This week—the second week of our semester-long endeavor—our class was transported to a different time and place. We were given the privilege of holding several of the museum’s kylikes (drinking cups) in our hands, instantly creating a tangible connection between our class and the symposium-goers of ancient Greece.
As described by Kathleen Lynch in her analysis, “Drinking Cups and the Symposium,” (In Cities Called Athens. Studies Honoring John McK. Camp II, edited by Kevin F. Daly and Lee Ann Riccardi. Lanham: Bucknell University, 2014: 231-271), a symposium was a communal drinking event usually attended by seven to fourteen men typically of elite status. Symposia provided a forum for the formation of a cultural identity as well as a medium through which individuals or social groups could distinguish themselves. In this context, elites would differentiate themselves from the rest of society through the exclusivity of the event, while variations in the kylix shape and decoration displayed by each attendee would reflect in-group competition or individual distinction. Drinking cups are the most numerous of all the sympotic forms in the archaeological record, and they were also the most used, repaired, and replaced, indicating their importance to sympotic culture. The cups provided an indispensable, utilitarian service while also existing as a tangible declaration of its owner’s identity.
As we passed around the cups, the general consensus was that they were much lighter than expected. The glossy black slip mimicked a metallic sheen, and the thin, top-heavy shape gave each cup an air of weightlessness. They were smooth to the touch and curved exactly to the shape of the hands holding them. As I placed my fingers around the bowl, the handles slid perfectly into the space between my thumbs and index fingers.

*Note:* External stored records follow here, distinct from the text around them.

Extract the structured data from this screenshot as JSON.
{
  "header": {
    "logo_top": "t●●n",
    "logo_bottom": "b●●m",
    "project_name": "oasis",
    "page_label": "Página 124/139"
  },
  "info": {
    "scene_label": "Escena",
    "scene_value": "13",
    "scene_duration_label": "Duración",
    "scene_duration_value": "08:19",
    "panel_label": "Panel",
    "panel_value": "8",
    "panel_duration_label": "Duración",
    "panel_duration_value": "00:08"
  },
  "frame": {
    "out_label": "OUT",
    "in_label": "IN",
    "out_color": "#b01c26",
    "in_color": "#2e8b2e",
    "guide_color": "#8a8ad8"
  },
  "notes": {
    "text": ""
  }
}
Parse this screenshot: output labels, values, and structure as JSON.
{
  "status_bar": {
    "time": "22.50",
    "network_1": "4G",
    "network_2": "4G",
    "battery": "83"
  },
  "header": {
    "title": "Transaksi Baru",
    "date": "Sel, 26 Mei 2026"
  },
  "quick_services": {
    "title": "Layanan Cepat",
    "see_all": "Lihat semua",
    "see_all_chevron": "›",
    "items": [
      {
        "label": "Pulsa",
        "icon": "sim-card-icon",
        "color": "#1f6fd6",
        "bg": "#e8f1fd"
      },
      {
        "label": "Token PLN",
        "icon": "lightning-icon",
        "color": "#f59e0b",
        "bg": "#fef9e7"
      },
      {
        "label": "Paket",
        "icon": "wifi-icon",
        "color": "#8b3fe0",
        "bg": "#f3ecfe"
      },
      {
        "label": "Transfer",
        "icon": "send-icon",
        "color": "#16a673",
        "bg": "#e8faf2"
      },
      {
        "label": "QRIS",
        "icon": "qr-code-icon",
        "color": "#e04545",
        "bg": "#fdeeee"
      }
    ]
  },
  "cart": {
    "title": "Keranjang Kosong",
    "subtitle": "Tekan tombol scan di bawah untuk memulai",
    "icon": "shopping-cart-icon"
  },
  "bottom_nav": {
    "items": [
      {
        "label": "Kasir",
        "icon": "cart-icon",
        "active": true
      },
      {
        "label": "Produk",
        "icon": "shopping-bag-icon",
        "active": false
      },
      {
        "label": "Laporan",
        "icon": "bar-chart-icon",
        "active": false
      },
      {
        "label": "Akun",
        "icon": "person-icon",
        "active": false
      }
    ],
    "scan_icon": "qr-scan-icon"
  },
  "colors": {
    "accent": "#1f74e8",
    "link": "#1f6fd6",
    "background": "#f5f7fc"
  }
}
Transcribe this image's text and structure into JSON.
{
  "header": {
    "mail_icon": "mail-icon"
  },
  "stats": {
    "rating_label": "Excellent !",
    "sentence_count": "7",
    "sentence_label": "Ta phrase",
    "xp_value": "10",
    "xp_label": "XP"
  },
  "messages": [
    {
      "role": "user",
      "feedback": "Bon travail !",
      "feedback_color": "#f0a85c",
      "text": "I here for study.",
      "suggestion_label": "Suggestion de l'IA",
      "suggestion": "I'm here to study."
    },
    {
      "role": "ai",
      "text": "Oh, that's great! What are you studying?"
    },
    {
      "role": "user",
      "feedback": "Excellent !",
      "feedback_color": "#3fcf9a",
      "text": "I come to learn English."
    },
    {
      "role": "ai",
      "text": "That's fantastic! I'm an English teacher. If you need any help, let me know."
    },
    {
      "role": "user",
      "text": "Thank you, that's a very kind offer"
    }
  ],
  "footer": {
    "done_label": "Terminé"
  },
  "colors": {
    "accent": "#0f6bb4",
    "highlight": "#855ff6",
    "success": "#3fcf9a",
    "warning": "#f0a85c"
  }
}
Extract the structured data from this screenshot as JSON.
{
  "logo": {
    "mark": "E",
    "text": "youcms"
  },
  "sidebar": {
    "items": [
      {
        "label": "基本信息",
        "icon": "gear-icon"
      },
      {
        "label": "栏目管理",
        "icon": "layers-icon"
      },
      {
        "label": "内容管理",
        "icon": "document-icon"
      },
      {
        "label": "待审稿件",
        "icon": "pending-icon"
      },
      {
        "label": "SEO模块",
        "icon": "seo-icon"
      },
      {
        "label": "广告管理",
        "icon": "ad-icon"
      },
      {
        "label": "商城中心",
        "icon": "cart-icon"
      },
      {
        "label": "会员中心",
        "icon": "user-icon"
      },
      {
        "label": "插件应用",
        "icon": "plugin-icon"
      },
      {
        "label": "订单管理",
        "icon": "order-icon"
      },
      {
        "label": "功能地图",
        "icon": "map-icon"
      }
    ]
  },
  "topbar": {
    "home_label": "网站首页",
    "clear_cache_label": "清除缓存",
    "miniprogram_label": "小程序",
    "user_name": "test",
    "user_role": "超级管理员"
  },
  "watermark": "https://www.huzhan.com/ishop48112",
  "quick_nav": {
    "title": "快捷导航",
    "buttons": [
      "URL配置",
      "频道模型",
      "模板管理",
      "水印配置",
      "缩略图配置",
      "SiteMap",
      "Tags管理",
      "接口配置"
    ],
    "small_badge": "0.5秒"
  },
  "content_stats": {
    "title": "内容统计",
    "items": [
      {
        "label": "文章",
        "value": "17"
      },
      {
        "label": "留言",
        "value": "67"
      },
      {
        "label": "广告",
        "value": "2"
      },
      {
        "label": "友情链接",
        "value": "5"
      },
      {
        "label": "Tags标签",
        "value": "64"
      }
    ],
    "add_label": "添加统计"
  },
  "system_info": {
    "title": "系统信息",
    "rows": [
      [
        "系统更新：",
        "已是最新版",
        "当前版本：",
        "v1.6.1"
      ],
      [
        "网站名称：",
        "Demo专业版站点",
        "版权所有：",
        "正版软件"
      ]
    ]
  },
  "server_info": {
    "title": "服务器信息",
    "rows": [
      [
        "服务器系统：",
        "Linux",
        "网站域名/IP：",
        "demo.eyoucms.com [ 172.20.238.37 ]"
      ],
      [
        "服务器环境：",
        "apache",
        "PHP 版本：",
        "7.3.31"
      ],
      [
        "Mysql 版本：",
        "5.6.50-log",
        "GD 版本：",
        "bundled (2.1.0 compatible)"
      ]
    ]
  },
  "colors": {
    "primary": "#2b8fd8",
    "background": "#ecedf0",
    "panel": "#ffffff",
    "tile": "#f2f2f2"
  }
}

We proceeded to take the measurements of each of the cups, since determining the dimensions of an object is the first step in an accurate recreation. It became evident that each cup displayed similar proportions: the height of the cup was divided evenly into two sections (from the base to the bottom of the bowl and from the bottom curve to the rim), and the total width of the cup was divided into thirds by the two handles and the base. However, these measurements were far from precise, with each cup slightly off-proportion in some way or another. It was at this point that Matthew Hyleck of Baltimore Clayworks explained the essential role of the potter’s hands in the formation of these vessels. Without measuring tools, the potter’s hands served as guidelines for proportion. Master potters could produce hundreds of vessels in a few hours, forming the shapes from muscle memory.
Each cup produced reflected the hands of the potter who made it. This effect is intrinsic to the form of the kylix, allowing it to take on a personal quality as it moves through the hands of its owners. The same sensation was experienced by each of us—over two millennia after the fact—as we wrapped our fingers around the smooth slipped surface of the cup. As we move forward into the production stages of our project, it will be important to keep in mind this relationship forged between pot and potter throughout the process and how it contributes to the overall impact each cup has in the hands of its user.
At roughly the size of the average Greek symposium guest list, our little group of potters and apprentices exists as a modern twist on the ancient tradition. As we attempt to recreate the kylix shape, I believe an understanding of the context in which and for which these vessels were made will prove invaluable, for the shape of the cups and their context are inherently linked.